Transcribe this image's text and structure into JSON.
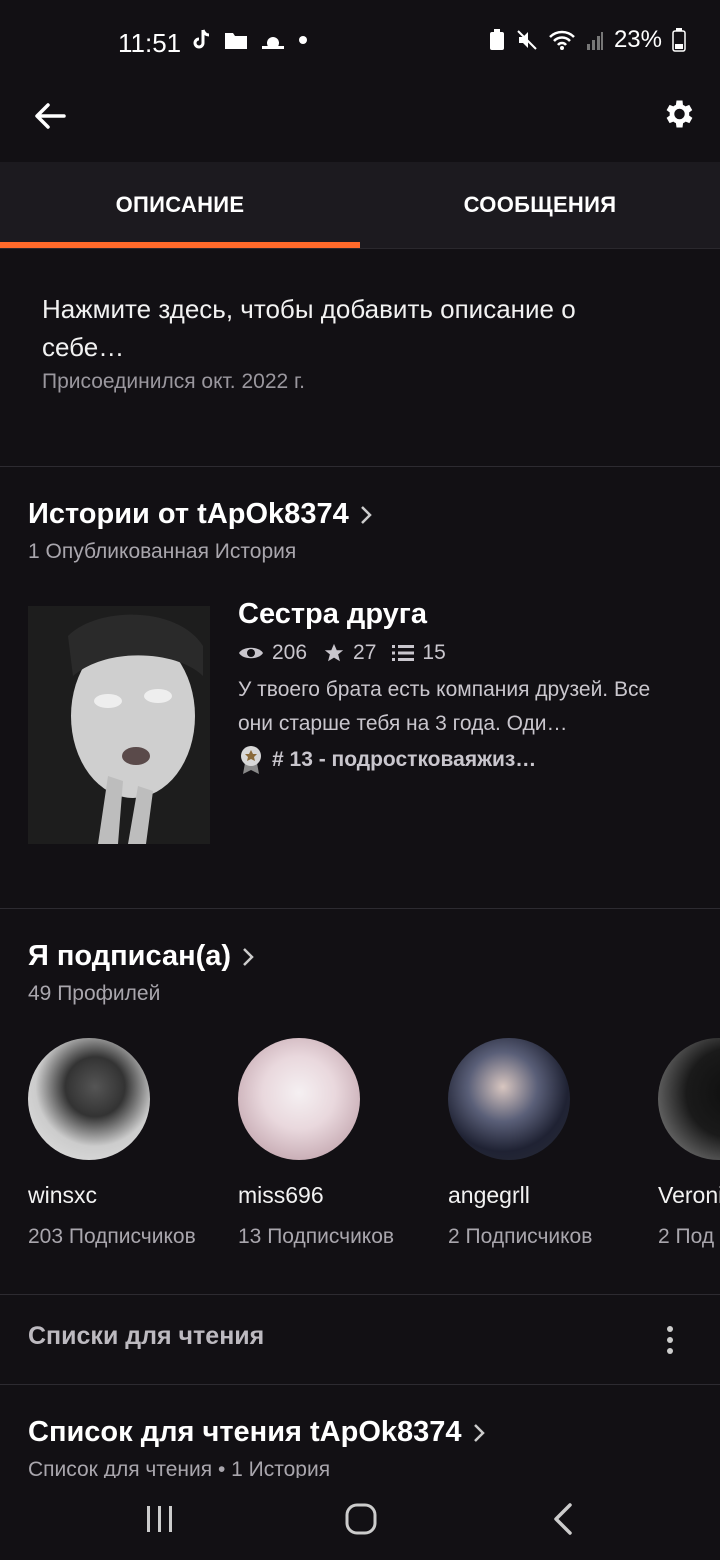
{
  "status_bar": {
    "time": "11:51",
    "battery": "23%"
  },
  "tabs": [
    {
      "label": "ОПИСАНИЕ",
      "active": true
    },
    {
      "label": "СООБЩЕНИЯ",
      "active": false
    }
  ],
  "about": {
    "text": "Нажмите здесь, чтобы добавить описание о себе…",
    "joined": "Присоединился окт. 2022 г."
  },
  "stories": {
    "title": "Истории от tApOk8374",
    "subtitle": "1 Опубликованная История",
    "item": {
      "title": "Сестра друга",
      "views": "206",
      "votes": "27",
      "parts": "15",
      "description": "У твоего брата есть компания друзей. Все они старше тебя на 3 года. Оди…",
      "tag": "# 13 - подростковаяжиз…"
    }
  },
  "following": {
    "title": "Я подписан(а)",
    "subtitle": "49 Профилей",
    "profiles": [
      {
        "name": "winsxc",
        "followers": "203 Подписчиков"
      },
      {
        "name": "miss696",
        "followers": "13 Подписчиков"
      },
      {
        "name": "angegrll",
        "followers": "2 Подписчиков"
      },
      {
        "name": "Veroni",
        "followers": "2 Под"
      }
    ]
  },
  "reading_lists": {
    "label": "Списки для чтения",
    "list_title": "Список для чтения tApOk8374",
    "list_subtitle": "Список для чтения • 1 История"
  },
  "colors": {
    "accent": "#ff6a2b",
    "background": "#121014"
  }
}
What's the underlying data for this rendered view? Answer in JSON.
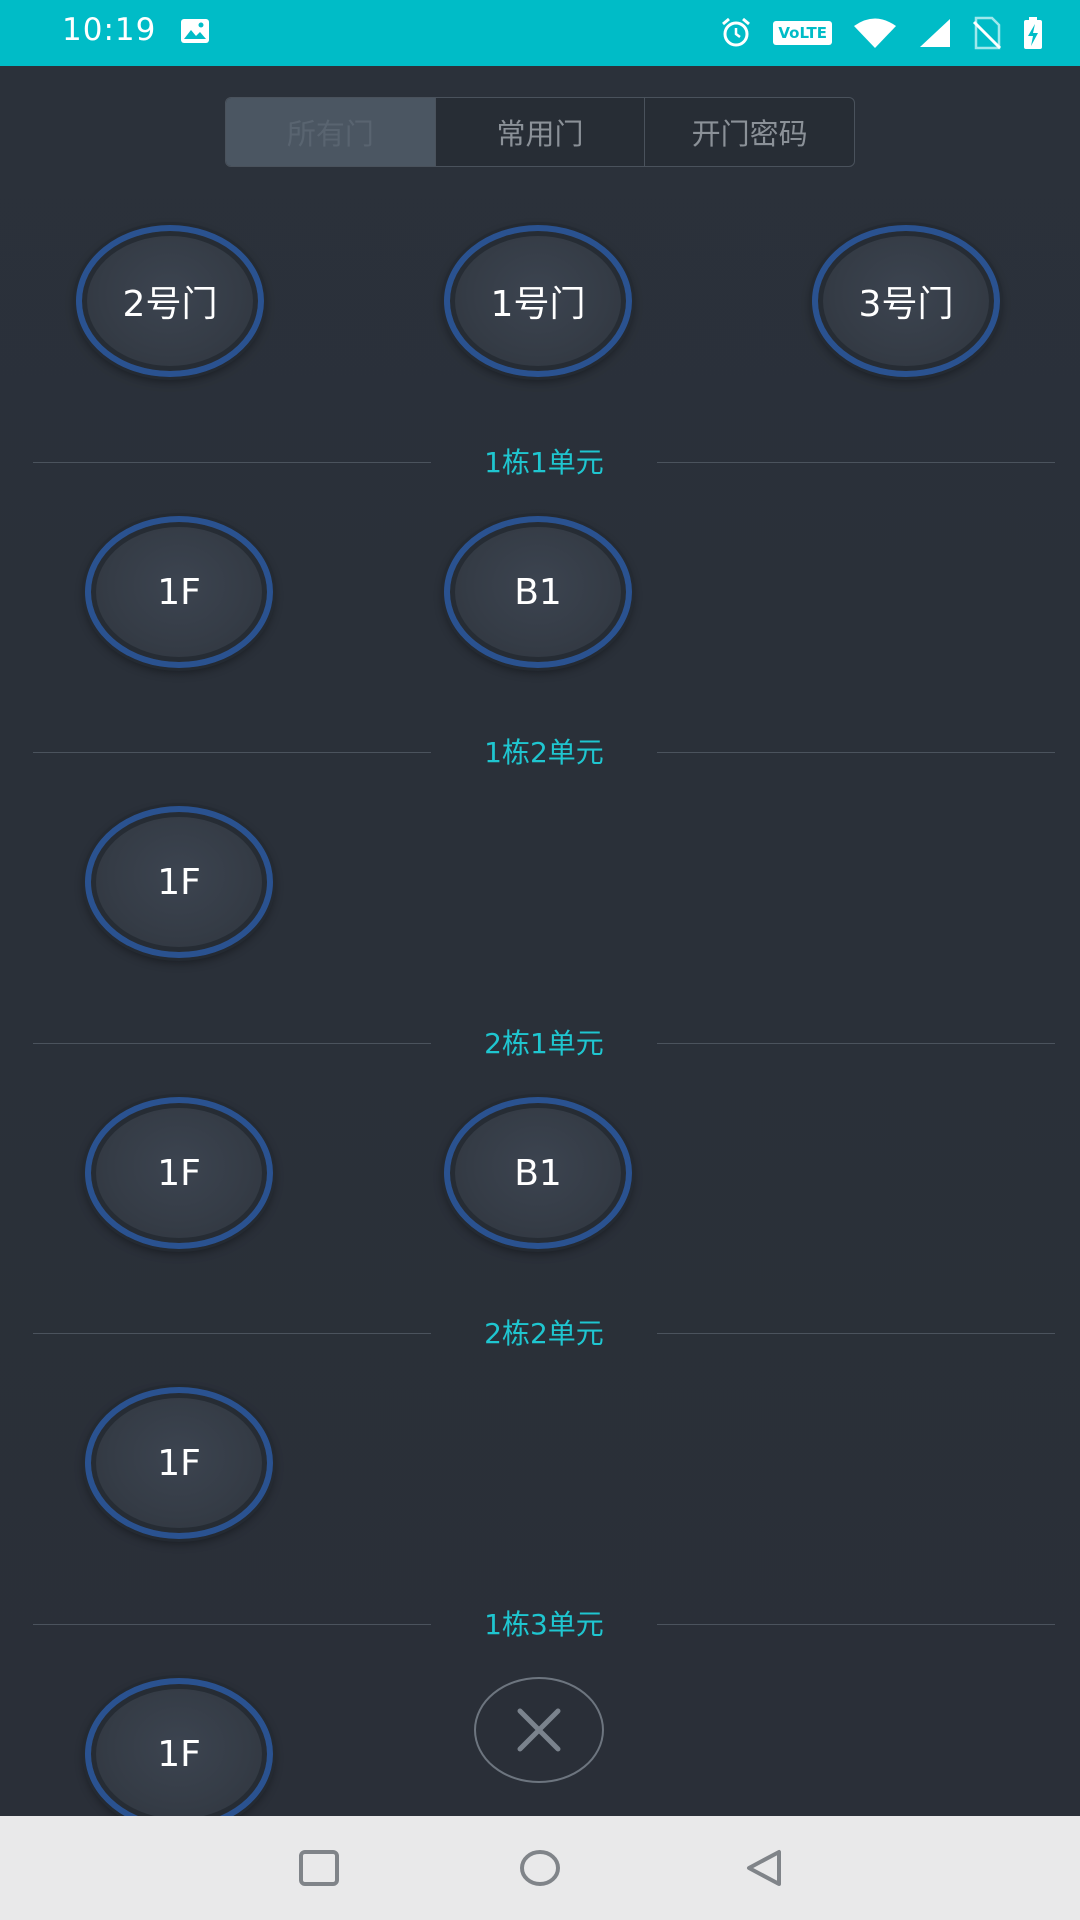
{
  "status_bar": {
    "time": "10:19",
    "volte": "VoLTE",
    "icons": [
      "image-icon",
      "alarm-icon",
      "volte-icon",
      "wifi-icon",
      "signal-icon",
      "no-sim-icon",
      "battery-charging-icon"
    ]
  },
  "tabs": [
    {
      "label": "所有门",
      "active": true
    },
    {
      "label": "常用门",
      "active": false
    },
    {
      "label": "开门密码",
      "active": false
    }
  ],
  "gates": [
    "2号门",
    "1号门",
    "3号门"
  ],
  "sections": [
    {
      "title": "1栋1单元",
      "doors": [
        "1F",
        "B1"
      ]
    },
    {
      "title": "1栋2单元",
      "doors": [
        "1F"
      ]
    },
    {
      "title": "2栋1单元",
      "doors": [
        "1F",
        "B1"
      ]
    },
    {
      "title": "2栋2单元",
      "doors": [
        "1F"
      ]
    },
    {
      "title": "1栋3单元",
      "doors": [
        "1F"
      ]
    }
  ],
  "colors": {
    "status_bar": "#00bcc7",
    "accent_text": "#1fc6d0",
    "ring": "#2a5290",
    "background": "#2a3039"
  },
  "nav": [
    "recents-square-icon",
    "home-circle-icon",
    "back-triangle-icon"
  ]
}
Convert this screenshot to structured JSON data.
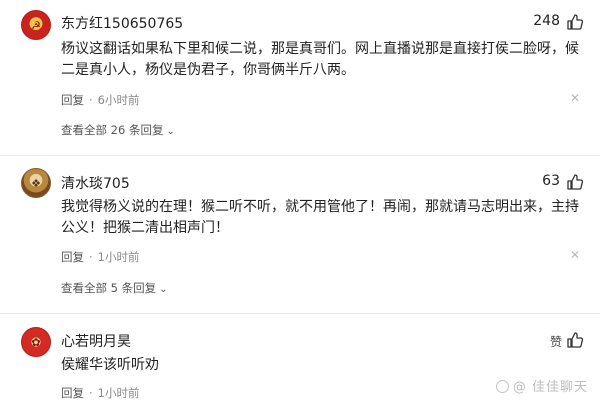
{
  "comments": [
    {
      "username": "东方红150650765",
      "likes": "248",
      "content": "杨议这翻话如果私下里和候二说，那是真哥们。网上直播说那是直接打侯二脸呀，候二是真小人，杨仪是伪君子，你哥俩半斤八两。",
      "reply_label": "回复",
      "time": "6小时前",
      "view_replies": "查看全部 26 条回复"
    },
    {
      "username": "清水琰705",
      "likes": "63",
      "content": "我觉得杨义说的在理！猴二听不听，就不用管他了！再闹，那就请马志明出来，主持公义！把猴二清出相声门！",
      "reply_label": "回复",
      "time": "1小时前",
      "view_replies": "查看全部 5 条回复"
    },
    {
      "username": "心若明月昊",
      "likes": "赞",
      "content": "侯耀华该听听劝",
      "reply_label": "回复",
      "time": "1小时前"
    }
  ],
  "watermark": "@ 佳佳聊天",
  "icons": {
    "like": "thumbs-up-icon",
    "close": "close-icon",
    "expand": "chevron-down-icon"
  },
  "colors": {
    "text": "#222222",
    "meta": "#8a8a8a",
    "divider": "#ececec"
  }
}
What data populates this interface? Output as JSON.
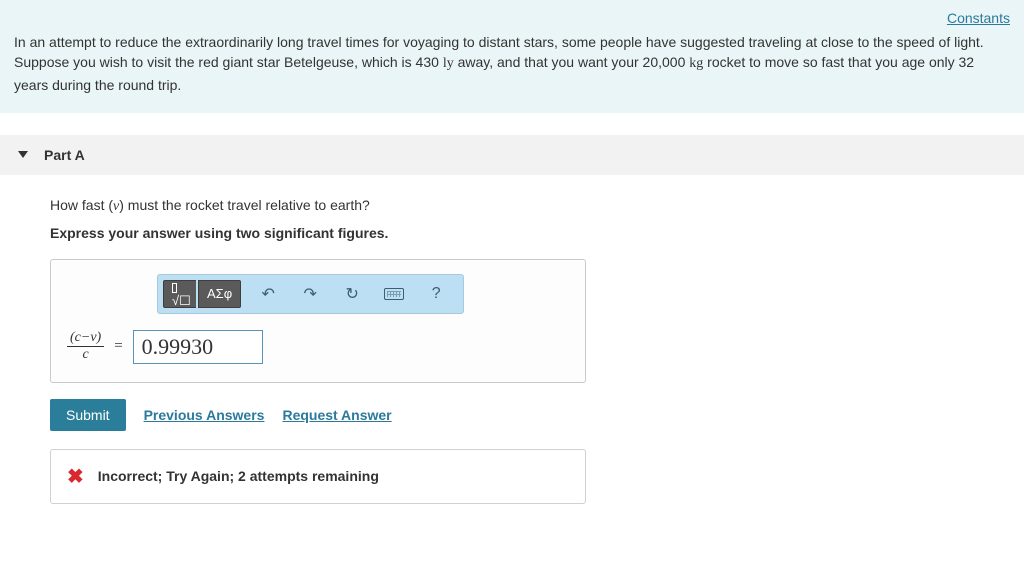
{
  "header": {
    "constants_link": "Constants"
  },
  "intro": {
    "t1": "In an attempt to reduce the extraordinarily long travel times for voyaging to distant stars, some people have suggested traveling at close to the speed of light. Suppose you wish to visit the red giant star Betelgeuse, which is 430 ",
    "u1": "ly",
    "t2": " away, and that you want your 20,000 ",
    "u2": "kg",
    "t3": " rocket to move so fast that you age only 32 years during the round trip."
  },
  "part": {
    "label": "Part A",
    "question_pre": "How fast (",
    "question_var": "v",
    "question_post": ") must the rocket travel relative to earth?",
    "instruction": "Express your answer using two significant figures.",
    "toolbar": {
      "templates_glyph": "√☐",
      "greek": "ΑΣφ",
      "undo": "↶",
      "redo": "↷",
      "reset": "↻",
      "help": "?"
    },
    "fraction": {
      "num": "(c−v)",
      "den": "c"
    },
    "equals": "=",
    "input_value": "0.99930",
    "actions": {
      "submit": "Submit",
      "previous": "Previous Answers",
      "request": "Request Answer"
    },
    "feedback": "Incorrect; Try Again; 2 attempts remaining"
  }
}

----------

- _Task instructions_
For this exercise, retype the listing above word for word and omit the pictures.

- _Answer for the task_
Transcribe this image's text and structure into JSON.
{
  "status_bar": {
    "time": "11:51",
    "battery": "23%"
  },
  "tabs": [
    {
      "label": "ОПИСАНИЕ",
      "active": true
    },
    {
      "label": "СООБЩЕНИЯ",
      "active": false
    }
  ],
  "about": {
    "text": "Нажмите здесь, чтобы добавить описание о себе…",
    "joined": "Присоединился окт. 2022 г."
  },
  "stories": {
    "title": "Истории от tApOk8374",
    "subtitle": "1 Опубликованная История",
    "item": {
      "title": "Сестра друга",
      "views": "206",
      "votes": "27",
      "parts": "15",
      "description": "У твоего брата есть компания друзей. Все они старше тебя на 3 года. Оди…",
      "tag": "# 13 - подростковаяжиз…"
    }
  },
  "following": {
    "title": "Я подписан(а)",
    "subtitle": "49 Профилей",
    "profiles": [
      {
        "name": "winsxc",
        "followers": "203 Подписчиков"
      },
      {
        "name": "miss696",
        "followers": "13 Подписчиков"
      },
      {
        "name": "angegrll",
        "followers": "2 Подписчиков"
      },
      {
        "name": "Veroni",
        "followers": "2 Под"
      }
    ]
  },
  "reading_lists": {
    "label": "Списки для чтения",
    "list_title": "Список для чтения tApOk8374",
    "list_subtitle": "Список для чтения • 1 История"
  },
  "colors": {
    "accent": "#ff6a2b",
    "background": "#121014"
  }
}
What's the underlying data for this rendered view? Answer in JSON.
{
  "status_bar": {
    "time": "10:19",
    "volte": "VoLTE",
    "icons": [
      "image-icon",
      "alarm-icon",
      "volte-icon",
      "wifi-icon",
      "signal-icon",
      "no-sim-icon",
      "battery-charging-icon"
    ]
  },
  "tabs": [
    {
      "label": "所有门",
      "active": true
    },
    {
      "label": "常用门",
      "active": false
    },
    {
      "label": "开门密码",
      "active": false
    }
  ],
  "gates": [
    "2号门",
    "1号门",
    "3号门"
  ],
  "sections": [
    {
      "title": "1栋1单元",
      "doors": [
        "1F",
        "B1"
      ]
    },
    {
      "title": "1栋2单元",
      "doors": [
        "1F"
      ]
    },
    {
      "title": "2栋1单元",
      "doors": [
        "1F",
        "B1"
      ]
    },
    {
      "title": "2栋2单元",
      "doors": [
        "1F"
      ]
    },
    {
      "title": "1栋3单元",
      "doors": [
        "1F"
      ]
    }
  ],
  "colors": {
    "status_bar": "#00bcc7",
    "accent_text": "#1fc6d0",
    "ring": "#2a5290",
    "background": "#2a3039"
  },
  "nav": [
    "recents-square-icon",
    "home-circle-icon",
    "back-triangle-icon"
  ]
}
Convert this screenshot to structured JSON data.
{
  "comments": [
    {
      "username": "东方红150650765",
      "likes": "248",
      "content": "杨议这翻话如果私下里和候二说，那是真哥们。网上直播说那是直接打侯二脸呀，候二是真小人，杨仪是伪君子，你哥俩半斤八两。",
      "reply_label": "回复",
      "time": "6小时前",
      "view_replies": "查看全部 26 条回复"
    },
    {
      "username": "清水琰705",
      "likes": "63",
      "content": "我觉得杨义说的在理！猴二听不听，就不用管他了！再闹，那就请马志明出来，主持公义！把猴二清出相声门！",
      "reply_label": "回复",
      "time": "1小时前",
      "view_replies": "查看全部 5 条回复"
    },
    {
      "username": "心若明月昊",
      "likes": "赞",
      "content": "侯耀华该听听劝",
      "reply_label": "回复",
      "time": "1小时前"
    }
  ],
  "watermark": "@ 佳佳聊天",
  "icons": {
    "like": "thumbs-up-icon",
    "close": "close-icon",
    "expand": "chevron-down-icon"
  },
  "colors": {
    "text": "#222222",
    "meta": "#8a8a8a",
    "divider": "#ececec"
  }
}
What data populates this interface? Output as JSON.
{
  "header": {
    "constants_link": "Constants"
  },
  "intro": {
    "t1": "In an attempt to reduce the extraordinarily long travel times for voyaging to distant stars, some people have suggested traveling at close to the speed of light. Suppose you wish to visit the red giant star Betelgeuse, which is 430 ",
    "u1": "ly",
    "t2": " away, and that you want your 20,000 ",
    "u2": "kg",
    "t3": " rocket to move so fast that you age only 32 years during the round trip."
  },
  "part": {
    "label": "Part A",
    "question_pre": "How fast (",
    "question_var": "v",
    "question_post": ") must the rocket travel relative to earth?",
    "instruction": "Express your answer using two significant figures.",
    "toolbar": {
      "templates_glyph": "√☐",
      "greek": "ΑΣφ",
      "undo": "↶",
      "redo": "↷",
      "reset": "↻",
      "help": "?"
    },
    "fraction": {
      "num": "(c−v)",
      "den": "c"
    },
    "equals": "=",
    "input_value": "0.99930",
    "actions": {
      "submit": "Submit",
      "previous": "Previous Answers",
      "request": "Request Answer"
    },
    "feedback": "Incorrect; Try Again; 2 attempts remaining"
  }
}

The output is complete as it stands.